One of the questions that people who have separated from their spouse or partner often ask us is whether it is necessary to obtain ‘consent orders’ to deal with their property.
The short and simple answer is that it is almost always a good idea.
When people talk about consent orders, what they are referring to are orders that will be filed in the Family Court of Australia to outline how their assets and liabilities will be dealt with. Normally the parties have come to an agreement about how to split up their property and already know each others’ financial situation.
The real benefit of obtaining consent orders over having an informal property settlement is that once sealed consent orders have been obtained, neither party can claim that the informal division of assets was unfair except in limited circumstances, i.e. where they may be able to have the original order set aside. The orders bring finality to the issue.

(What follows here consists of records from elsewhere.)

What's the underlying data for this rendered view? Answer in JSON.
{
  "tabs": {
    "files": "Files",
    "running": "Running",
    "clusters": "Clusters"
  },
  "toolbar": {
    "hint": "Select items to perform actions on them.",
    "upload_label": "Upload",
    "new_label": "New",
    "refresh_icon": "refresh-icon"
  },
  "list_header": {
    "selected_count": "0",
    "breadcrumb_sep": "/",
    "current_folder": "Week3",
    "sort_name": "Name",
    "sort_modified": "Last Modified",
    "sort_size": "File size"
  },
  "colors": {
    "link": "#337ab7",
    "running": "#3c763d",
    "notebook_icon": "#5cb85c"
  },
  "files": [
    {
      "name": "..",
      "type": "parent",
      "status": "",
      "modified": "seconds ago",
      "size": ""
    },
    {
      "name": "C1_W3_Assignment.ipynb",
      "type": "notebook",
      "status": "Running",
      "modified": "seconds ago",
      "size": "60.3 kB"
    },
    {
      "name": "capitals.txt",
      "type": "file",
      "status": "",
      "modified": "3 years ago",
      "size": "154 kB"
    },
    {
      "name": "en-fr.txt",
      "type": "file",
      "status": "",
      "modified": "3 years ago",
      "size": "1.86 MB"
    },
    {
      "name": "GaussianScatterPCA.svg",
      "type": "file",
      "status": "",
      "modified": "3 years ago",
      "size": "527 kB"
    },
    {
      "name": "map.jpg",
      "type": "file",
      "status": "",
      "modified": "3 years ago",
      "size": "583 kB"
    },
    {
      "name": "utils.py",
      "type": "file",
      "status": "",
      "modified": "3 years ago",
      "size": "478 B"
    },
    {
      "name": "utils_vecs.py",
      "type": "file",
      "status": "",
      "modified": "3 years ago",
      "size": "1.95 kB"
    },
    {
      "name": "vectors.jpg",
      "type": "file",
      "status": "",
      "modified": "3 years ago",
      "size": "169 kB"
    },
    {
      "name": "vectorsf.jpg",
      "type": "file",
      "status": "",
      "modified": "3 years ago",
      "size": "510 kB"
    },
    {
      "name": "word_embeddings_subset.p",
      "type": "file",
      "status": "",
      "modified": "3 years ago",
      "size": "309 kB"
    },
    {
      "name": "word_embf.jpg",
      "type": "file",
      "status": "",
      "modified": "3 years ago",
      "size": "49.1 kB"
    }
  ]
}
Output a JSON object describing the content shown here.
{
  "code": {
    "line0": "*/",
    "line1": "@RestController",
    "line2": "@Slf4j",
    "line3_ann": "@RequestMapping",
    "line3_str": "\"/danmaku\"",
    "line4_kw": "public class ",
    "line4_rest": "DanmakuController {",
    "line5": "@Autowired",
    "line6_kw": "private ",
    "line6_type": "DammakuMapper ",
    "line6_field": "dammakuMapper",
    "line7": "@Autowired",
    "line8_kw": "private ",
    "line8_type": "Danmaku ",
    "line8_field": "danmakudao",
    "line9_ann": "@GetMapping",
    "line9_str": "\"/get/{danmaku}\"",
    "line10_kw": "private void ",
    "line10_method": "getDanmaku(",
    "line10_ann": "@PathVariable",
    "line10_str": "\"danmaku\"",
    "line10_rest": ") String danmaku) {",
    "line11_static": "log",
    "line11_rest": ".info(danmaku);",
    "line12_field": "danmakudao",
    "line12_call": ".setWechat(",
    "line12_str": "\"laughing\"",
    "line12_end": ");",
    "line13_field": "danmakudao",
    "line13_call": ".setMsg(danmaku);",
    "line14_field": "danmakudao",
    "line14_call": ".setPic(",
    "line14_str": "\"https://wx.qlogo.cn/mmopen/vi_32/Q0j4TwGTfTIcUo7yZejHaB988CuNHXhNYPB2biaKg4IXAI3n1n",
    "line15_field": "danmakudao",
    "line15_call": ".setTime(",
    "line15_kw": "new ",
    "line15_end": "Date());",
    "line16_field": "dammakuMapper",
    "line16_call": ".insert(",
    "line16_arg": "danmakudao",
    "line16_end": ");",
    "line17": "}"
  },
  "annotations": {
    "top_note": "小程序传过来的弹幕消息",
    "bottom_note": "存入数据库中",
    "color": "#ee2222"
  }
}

We often also get asked, is it still necessary to get a consent order if there are no assets? Again, it generally is a good idea, but it does depend upon the circumstance of each individual matter and costs are an important consideration for most people.
There are certainly many people who decide that the risk of their former spouse making a claim is low enough that the cost of applying for consent orders isn’t worth it.
The reason why we still usually recommend obtaining consent orders even if both parties have little in the way of assets is that if one party were to later on receive a large sum of money, for example, from winning the lottery, through an inheritance, redundancy, etc., then without consent orders a claim could be made against that asset, despite the asset having been received after the date of separation. (Though usually the claim is more limited than it might be if the asset had been received during the relationship.)
It is important to understand, that unless you have a consent order or a binding financial agreement (which we will deal with in a separate blog post), you may not be protected. Even where an application would normally be out of time. We often have people come in showing us statutory declarations or some other informal arrangement. Unfortunately, these do not prevent the other party from coming back and seeking more than what was originally agreed. In other words, they could potentially come back for a ‘second bite of the cherry’. Whether or not they will be successful will of course depend upon the circumstances of the situation.